The ability of the ssRNA probe from pLI18 prepared in Example 1 to distinguish two L. interrogans wildlife isolates, serovars wolffi and romanica, from one another was determined. These serovars are genetically similar and cannot be differentiated by restriction endonuclease analysis of genomic DNA. Genomic DNA from cultured cells of these serovars was prepared by the method of Thiermann as referenced in Example 1 and digested with EcoRI, HindIII, or XmnI. The resulting fragments were fractionated by agarose gel electrophoresis, blotted to a nylon membrane, and probed with the radiolabeled probe as in Example 2, except the hybridization and washing were conducted at 58° C. The subtle differences between these two serovars could be detected as illustrated by the autoradiograph of FIG. 5. The odd-numbered lanes represent wolffi, and the even-numbered lanes represent romanica. The DNA of lanes 1 and 2 was digested with EcoRI, that of lanes 3 and 4 was digested with HindIII, and that of lanes 5 and 6 was digested with XmnI. The arrows depict bands representing fragments not characteristic of the related serovar.

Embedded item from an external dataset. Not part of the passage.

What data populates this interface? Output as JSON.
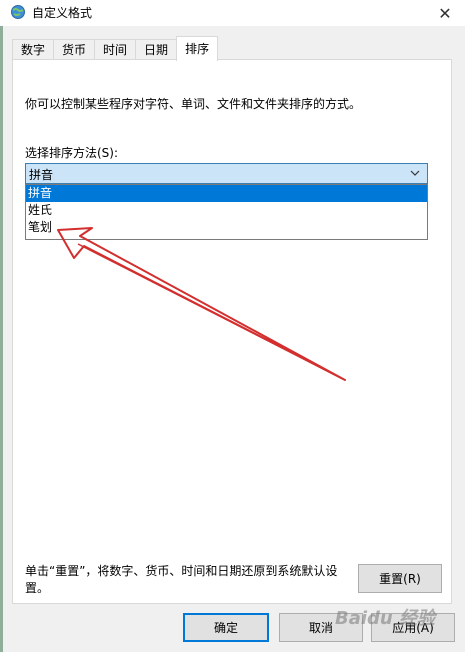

Genomic DNA (2.5 μg) from six hardjo-bovis isolates originally obtained from cattle in Iowa, Colorado, Florida, Alberta (Canada), Switzerland, and Chile were digested with HhaI or EcoRI. The digestion products were electrophoresed in agarose, blotted to a nylon membrane, and probed with the pLI17-derived probe, all as described in Example 4. Autoradiographs showed distinct patterns among the isolates for each of the enzyme digests. This experiment demonstrates the usefulness of the ssRNA probes in differentiating isolates from different geographical locations.
Genomic DNA (2.5 μg) from L. interrogans serovars meunchen, fortbragg, castellonis, paidjan, lanka, broomi, celledoni, cynopteri, rio, gurungi, canalzonae, birkini, flumininse, tropica, camlo, babudieri were digested with EcoRI, electrophoresed in a 0.7% agarose gel, and blotted to a nylon membrane, essentially as described in Example 6. Radiolabeled probes were synthesized by the procedure of Example 1 except the pLI17 plasmid was digested with EcoRV and the transcription was initiated with phage T7 RNA polymerase. The autoradiograph hybridization pattern representing each of the 16 serovars was distinct, thereby providing a basis for distinguishing one from the other.

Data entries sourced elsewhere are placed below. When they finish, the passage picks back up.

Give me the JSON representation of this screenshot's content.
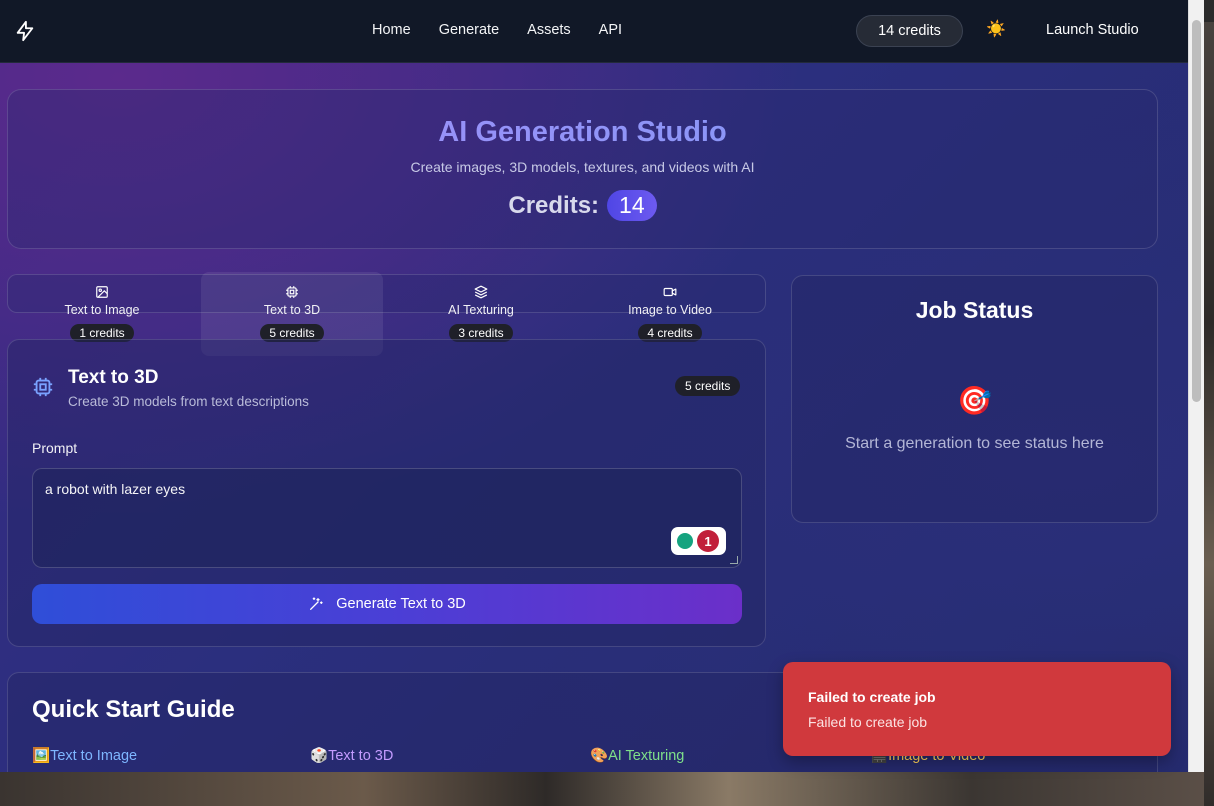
{
  "nav": {
    "links": [
      "Home",
      "Generate",
      "Assets",
      "API"
    ],
    "credits_label": "14 credits",
    "theme_icon": "☀️",
    "launch_label": "Launch Studio"
  },
  "hero": {
    "title": "AI Generation Studio",
    "subtitle": "Create images, 3D models, textures, and videos with AI",
    "credits_label": "Credits:",
    "credits_value": "14"
  },
  "tabs": [
    {
      "label": "Text to Image",
      "cost": "1 credits",
      "icon": "image-icon",
      "active": false
    },
    {
      "label": "Text to 3D",
      "cost": "5 credits",
      "icon": "chip-3d-icon",
      "active": true
    },
    {
      "label": "AI Texturing",
      "cost": "3 credits",
      "icon": "layers-icon",
      "active": false
    },
    {
      "label": "Image to Video",
      "cost": "4 credits",
      "icon": "video-icon",
      "active": false
    }
  ],
  "generator": {
    "title": "Text to 3D",
    "description": "Create 3D models from text descriptions",
    "cost_badge": "5 credits",
    "prompt_label": "Prompt",
    "prompt_before": "a robot with ",
    "prompt_misspelled": "lazer",
    "prompt_after": " eyes",
    "grammar_count": "1",
    "button_label": "Generate Text to 3D"
  },
  "job_status": {
    "title": "Job Status",
    "icon": "🎯",
    "empty_text": "Start a generation to see status here"
  },
  "quick_start": {
    "title": "Quick Start Guide",
    "items": [
      {
        "emoji": "🖼️",
        "label": "Text to Image"
      },
      {
        "emoji": "🎲",
        "label": "Text to 3D"
      },
      {
        "emoji": "🎨",
        "label": "AI Texturing"
      },
      {
        "emoji": "🎬",
        "label": "Image to Video"
      }
    ]
  },
  "toast": {
    "title": "Failed to create job",
    "message": "Failed to create job"
  },
  "colors": {
    "accent": "#4f46e5",
    "toast_error": "#d0393d",
    "nav_bg": "#111827"
  }
}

Following the procedure of Example 1 for construction of a probe DNA template and preparation of ssRNA probe, pLI18 was digested with EcoRI and a recovered 3,450 bp fragment was self-ligated using T4 DNA ligase. The resulting plasmid, pLI20, differs from pLI18 by the deletion of a 750 bp EcoRI fragment. pLI20 contains approximately 250 bp of hardjo-bovis DNA inserted between the EcoRI and AccI sites of pBSM13- and is shown schematically in FIG. 4. Radiolabeled ssRNA probes are synthesized from HinPI-digested pLI20 by run-off transcription with T7 phage RNA polymerase.
It is understood that the foregoing detailed description is given merely by way of illustration and that modification and variations may be made therein without departing from the spirit and scope of the invention.